Reproduce the records that follow in full, excluding any picture they contain.

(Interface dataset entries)
=-=-=
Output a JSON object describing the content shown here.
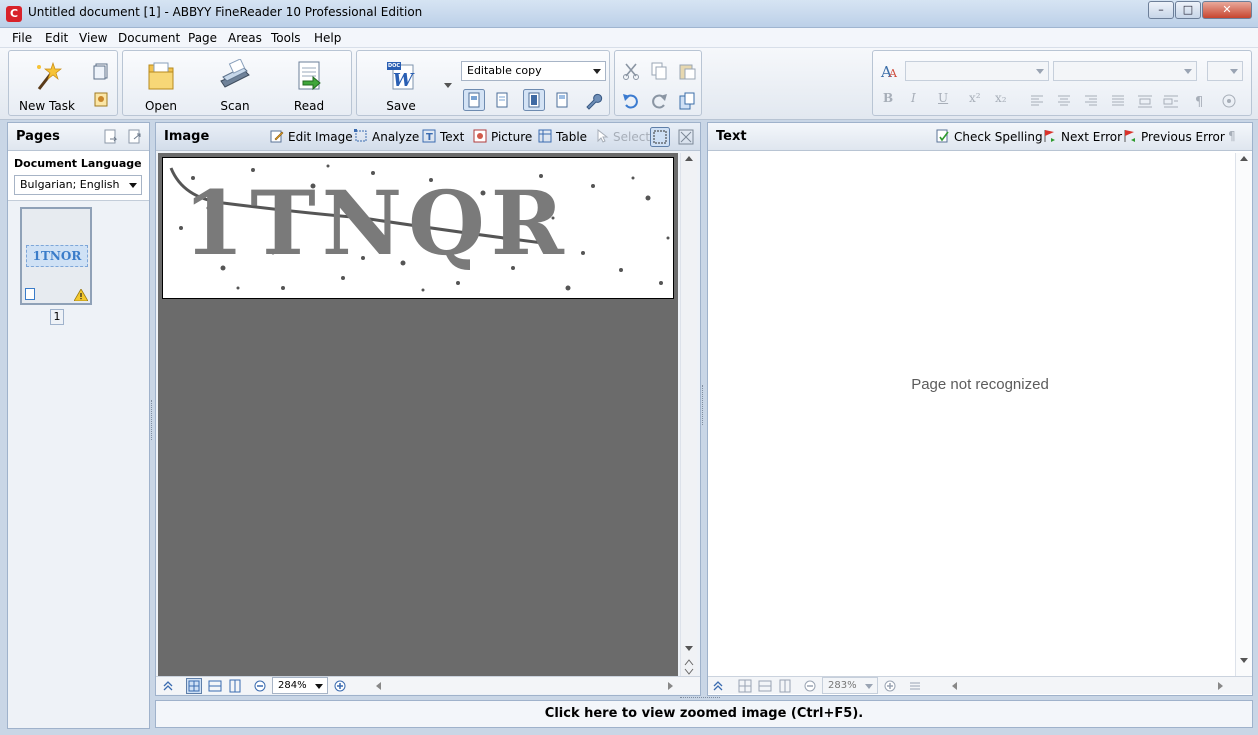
{
  "window": {
    "title": "Untitled document [1] - ABBYY FineReader 10 Professional Edition",
    "app_icon_letter": "C",
    "controls": {
      "minimize": "–",
      "maximize": "□",
      "close": "✕"
    }
  },
  "menu": [
    "File",
    "Edit",
    "View",
    "Document",
    "Page",
    "Areas",
    "Tools",
    "Help"
  ],
  "toolbar": {
    "new_task": "New Task",
    "open": "Open",
    "scan": "Scan",
    "read": "Read",
    "save": "Save",
    "save_format_badge": "DOC",
    "save_mode": "Editable copy"
  },
  "pages_panel": {
    "title": "Pages",
    "doc_language_label": "Document Language",
    "doc_language_value": "Bulgarian; English",
    "thumb_text": "1TNOR",
    "page_number": "1"
  },
  "image_panel": {
    "title": "Image",
    "tools": {
      "edit_image": "Edit Image",
      "analyze": "Analyze",
      "text": "Text",
      "picture": "Picture",
      "table": "Table",
      "select": "Select"
    },
    "captcha_text": "1TNQR",
    "zoom": "284%"
  },
  "text_panel": {
    "title": "Text",
    "check_spelling": "Check Spelling",
    "next_error": "Next Error",
    "previous_error": "Previous Error",
    "pilcrow": "¶",
    "message": "Page not recognized",
    "zoom": "283%"
  },
  "format_buttons": [
    "B",
    "I",
    "U",
    "x²",
    "x₂"
  ],
  "status": {
    "zoom_hint": "Click here to view zoomed image (Ctrl+F5)."
  }
}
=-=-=
# SOLUTION
Output a JSON object describing the content shown here.
{
  "window": {
    "title": "Untitled document [1] - ABBYY FineReader 10 Professional Edition",
    "app_icon_letter": "C",
    "controls": {
      "minimize": "–",
      "maximize": "□",
      "close": "✕"
    }
  },
  "menu": [
    "File",
    "Edit",
    "View",
    "Document",
    "Page",
    "Areas",
    "Tools",
    "Help"
  ],
  "toolbar": {
    "new_task": "New Task",
    "open": "Open",
    "scan": "Scan",
    "read": "Read",
    "save": "Save",
    "save_format_badge": "DOC",
    "save_mode": "Editable copy"
  },
  "pages_panel": {
    "title": "Pages",
    "doc_language_label": "Document Language",
    "doc_language_value": "Bulgarian; English",
    "thumb_text": "1TNOR",
    "page_number": "1"
  },
  "image_panel": {
    "title": "Image",
    "tools": {
      "edit_image": "Edit Image",
      "analyze": "Analyze",
      "text": "Text",
      "picture": "Picture",
      "table": "Table",
      "select": "Select"
    },
    "captcha_text": "1TNQR",
    "zoom": "284%"
  },
  "text_panel": {
    "title": "Text",
    "check_spelling": "Check Spelling",
    "next_error": "Next Error",
    "previous_error": "Previous Error",
    "pilcrow": "¶",
    "message": "Page not recognized",
    "zoom": "283%"
  },
  "format_buttons": [
    "B",
    "I",
    "U",
    "x²",
    "x₂"
  ],
  "status": {
    "zoom_hint": "Click here to view zoomed image (Ctrl+F5)."
  }
}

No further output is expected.